** Opening TASK DATA block **

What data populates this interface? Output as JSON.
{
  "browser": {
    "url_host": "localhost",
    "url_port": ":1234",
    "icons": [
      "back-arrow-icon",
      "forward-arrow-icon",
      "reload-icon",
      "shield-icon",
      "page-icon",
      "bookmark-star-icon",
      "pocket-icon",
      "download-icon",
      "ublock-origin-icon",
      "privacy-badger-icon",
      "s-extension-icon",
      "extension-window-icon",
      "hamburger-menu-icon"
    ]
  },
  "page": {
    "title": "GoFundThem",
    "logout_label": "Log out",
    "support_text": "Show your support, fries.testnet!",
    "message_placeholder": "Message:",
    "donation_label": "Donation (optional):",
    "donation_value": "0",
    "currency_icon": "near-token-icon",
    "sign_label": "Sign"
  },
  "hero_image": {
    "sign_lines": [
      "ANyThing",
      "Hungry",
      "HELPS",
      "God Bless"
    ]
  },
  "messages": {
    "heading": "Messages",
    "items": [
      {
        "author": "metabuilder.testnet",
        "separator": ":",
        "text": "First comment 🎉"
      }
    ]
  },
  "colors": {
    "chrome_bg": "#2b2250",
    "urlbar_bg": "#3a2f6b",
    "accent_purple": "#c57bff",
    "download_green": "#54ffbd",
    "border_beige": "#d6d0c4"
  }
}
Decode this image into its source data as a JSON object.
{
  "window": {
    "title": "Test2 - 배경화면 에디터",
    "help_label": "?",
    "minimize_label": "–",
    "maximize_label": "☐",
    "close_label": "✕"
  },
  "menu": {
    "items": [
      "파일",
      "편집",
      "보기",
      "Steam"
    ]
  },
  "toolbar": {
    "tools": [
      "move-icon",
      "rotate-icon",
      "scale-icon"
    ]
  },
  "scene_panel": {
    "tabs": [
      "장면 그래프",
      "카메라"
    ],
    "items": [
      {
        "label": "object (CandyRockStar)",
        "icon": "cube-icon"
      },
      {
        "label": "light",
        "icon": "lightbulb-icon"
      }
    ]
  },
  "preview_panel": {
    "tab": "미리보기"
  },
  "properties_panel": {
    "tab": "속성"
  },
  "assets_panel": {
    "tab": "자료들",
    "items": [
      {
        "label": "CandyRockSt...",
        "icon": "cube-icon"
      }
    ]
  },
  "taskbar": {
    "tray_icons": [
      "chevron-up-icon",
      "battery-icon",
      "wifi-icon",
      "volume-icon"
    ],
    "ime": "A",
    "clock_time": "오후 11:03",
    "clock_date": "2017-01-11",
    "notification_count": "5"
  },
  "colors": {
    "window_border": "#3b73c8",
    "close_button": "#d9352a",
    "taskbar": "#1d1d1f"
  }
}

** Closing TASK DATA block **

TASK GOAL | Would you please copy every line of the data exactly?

RESPONSE TO THIS EXERCISE |
What data populates this interface? Output as JSON.
{
  "browser": {
    "url_host": "localhost",
    "url_port": ":1234",
    "icons": [
      "back-arrow-icon",
      "forward-arrow-icon",
      "reload-icon",
      "shield-icon",
      "page-icon",
      "bookmark-star-icon",
      "pocket-icon",
      "download-icon",
      "ublock-origin-icon",
      "privacy-badger-icon",
      "s-extension-icon",
      "extension-window-icon",
      "hamburger-menu-icon"
    ]
  },
  "page": {
    "title": "GoFundThem",
    "logout_label": "Log out",
    "support_text": "Show your support, fries.testnet!",
    "message_placeholder": "Message:",
    "donation_label": "Donation (optional):",
    "donation_value": "0",
    "currency_icon": "near-token-icon",
    "sign_label": "Sign"
  },
  "hero_image": {
    "sign_lines": [
      "ANyThing",
      "Hungry",
      "HELPS",
      "God Bless"
    ]
  },
  "messages": {
    "heading": "Messages",
    "items": [
      {
        "author": "metabuilder.testnet",
        "separator": ":",
        "text": "First comment 🎉"
      }
    ]
  },
  "colors": {
    "chrome_bg": "#2b2250",
    "urlbar_bg": "#3a2f6b",
    "accent_purple": "#c57bff",
    "download_green": "#54ffbd",
    "border_beige": "#d6d0c4"
  }
}
Decode this image into its source data as a JSON object.
{
  "window": {
    "title": "Test2 - 배경화면 에디터",
    "help_label": "?",
    "minimize_label": "–",
    "maximize_label": "☐",
    "close_label": "✕"
  },
  "menu": {
    "items": [
      "파일",
      "편집",
      "보기",
      "Steam"
    ]
  },
  "toolbar": {
    "tools": [
      "move-icon",
      "rotate-icon",
      "scale-icon"
    ]
  },
  "scene_panel": {
    "tabs": [
      "장면 그래프",
      "카메라"
    ],
    "items": [
      {
        "label": "object (CandyRockStar)",
        "icon": "cube-icon"
      },
      {
        "label": "light",
        "icon": "lightbulb-icon"
      }
    ]
  },
  "preview_panel": {
    "tab": "미리보기"
  },
  "properties_panel": {
    "tab": "속성"
  },
  "assets_panel": {
    "tab": "자료들",
    "items": [
      {
        "label": "CandyRockSt...",
        "icon": "cube-icon"
      }
    ]
  },
  "taskbar": {
    "tray_icons": [
      "chevron-up-icon",
      "battery-icon",
      "wifi-icon",
      "volume-icon"
    ],
    "ime": "A",
    "clock_time": "오후 11:03",
    "clock_date": "2017-01-11",
    "notification_count": "5"
  },
  "colors": {
    "window_border": "#3b73c8",
    "close_button": "#d9352a",
    "taskbar": "#1d1d1f"
  }
}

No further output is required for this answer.